━━━ INFORMATION GIVEN ━━━

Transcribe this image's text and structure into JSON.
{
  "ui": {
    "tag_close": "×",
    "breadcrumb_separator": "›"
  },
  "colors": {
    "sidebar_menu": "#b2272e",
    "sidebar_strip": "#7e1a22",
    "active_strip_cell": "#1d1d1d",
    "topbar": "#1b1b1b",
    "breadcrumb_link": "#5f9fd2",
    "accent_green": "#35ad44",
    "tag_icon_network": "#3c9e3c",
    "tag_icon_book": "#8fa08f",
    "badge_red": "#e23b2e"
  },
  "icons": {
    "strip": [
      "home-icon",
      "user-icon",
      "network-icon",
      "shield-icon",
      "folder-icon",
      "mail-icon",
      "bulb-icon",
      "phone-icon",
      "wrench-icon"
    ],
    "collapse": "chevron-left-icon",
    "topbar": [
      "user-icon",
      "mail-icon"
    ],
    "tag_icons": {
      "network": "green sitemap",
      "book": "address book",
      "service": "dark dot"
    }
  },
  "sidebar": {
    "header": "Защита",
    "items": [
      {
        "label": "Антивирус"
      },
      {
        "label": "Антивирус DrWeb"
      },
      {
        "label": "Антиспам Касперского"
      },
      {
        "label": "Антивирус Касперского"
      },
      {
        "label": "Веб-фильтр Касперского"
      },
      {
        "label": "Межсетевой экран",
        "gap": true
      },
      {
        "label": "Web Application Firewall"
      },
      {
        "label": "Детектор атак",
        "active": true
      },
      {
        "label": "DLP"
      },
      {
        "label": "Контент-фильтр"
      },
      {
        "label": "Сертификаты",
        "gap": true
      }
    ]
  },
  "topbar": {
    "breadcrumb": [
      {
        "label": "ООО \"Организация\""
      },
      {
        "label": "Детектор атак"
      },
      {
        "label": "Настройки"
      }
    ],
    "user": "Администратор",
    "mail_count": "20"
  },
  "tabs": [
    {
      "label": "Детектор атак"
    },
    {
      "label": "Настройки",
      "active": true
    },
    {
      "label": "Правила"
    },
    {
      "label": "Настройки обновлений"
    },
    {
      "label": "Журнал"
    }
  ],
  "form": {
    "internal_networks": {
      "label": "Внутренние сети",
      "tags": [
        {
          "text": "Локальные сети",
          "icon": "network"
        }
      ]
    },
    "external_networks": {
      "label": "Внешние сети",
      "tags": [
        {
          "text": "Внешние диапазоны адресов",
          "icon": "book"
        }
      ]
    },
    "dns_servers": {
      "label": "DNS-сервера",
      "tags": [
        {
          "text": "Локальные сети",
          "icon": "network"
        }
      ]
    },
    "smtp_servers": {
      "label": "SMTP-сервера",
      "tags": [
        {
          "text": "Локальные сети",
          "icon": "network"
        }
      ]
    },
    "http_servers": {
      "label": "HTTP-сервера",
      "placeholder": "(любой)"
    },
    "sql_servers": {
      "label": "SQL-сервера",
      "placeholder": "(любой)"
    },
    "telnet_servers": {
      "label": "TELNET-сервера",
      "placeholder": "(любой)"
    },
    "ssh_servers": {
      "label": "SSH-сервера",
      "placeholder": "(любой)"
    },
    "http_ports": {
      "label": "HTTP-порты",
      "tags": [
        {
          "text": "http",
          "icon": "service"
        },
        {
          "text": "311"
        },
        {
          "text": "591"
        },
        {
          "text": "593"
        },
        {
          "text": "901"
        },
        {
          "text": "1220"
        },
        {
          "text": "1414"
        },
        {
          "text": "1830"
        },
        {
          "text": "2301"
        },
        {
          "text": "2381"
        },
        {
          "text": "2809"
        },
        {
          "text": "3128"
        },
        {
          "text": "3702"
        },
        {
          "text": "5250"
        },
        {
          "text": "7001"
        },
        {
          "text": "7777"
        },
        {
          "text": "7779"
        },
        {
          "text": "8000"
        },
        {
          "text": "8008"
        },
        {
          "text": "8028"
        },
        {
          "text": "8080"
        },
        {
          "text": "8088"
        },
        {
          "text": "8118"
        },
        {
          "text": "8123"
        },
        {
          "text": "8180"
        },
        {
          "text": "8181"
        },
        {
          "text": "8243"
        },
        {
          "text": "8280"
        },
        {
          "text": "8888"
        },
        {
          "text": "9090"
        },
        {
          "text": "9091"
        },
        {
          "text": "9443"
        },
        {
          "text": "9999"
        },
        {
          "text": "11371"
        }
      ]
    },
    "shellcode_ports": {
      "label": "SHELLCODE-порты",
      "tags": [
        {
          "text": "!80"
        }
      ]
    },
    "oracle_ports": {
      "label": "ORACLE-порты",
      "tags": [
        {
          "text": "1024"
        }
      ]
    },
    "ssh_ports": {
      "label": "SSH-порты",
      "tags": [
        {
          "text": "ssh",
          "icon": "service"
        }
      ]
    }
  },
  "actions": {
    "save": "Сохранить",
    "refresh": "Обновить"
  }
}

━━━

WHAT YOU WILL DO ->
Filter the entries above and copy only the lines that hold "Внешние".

REPLY ->
      "label": "Внешние сети",
          "text": "Внешние диапазоны адресов",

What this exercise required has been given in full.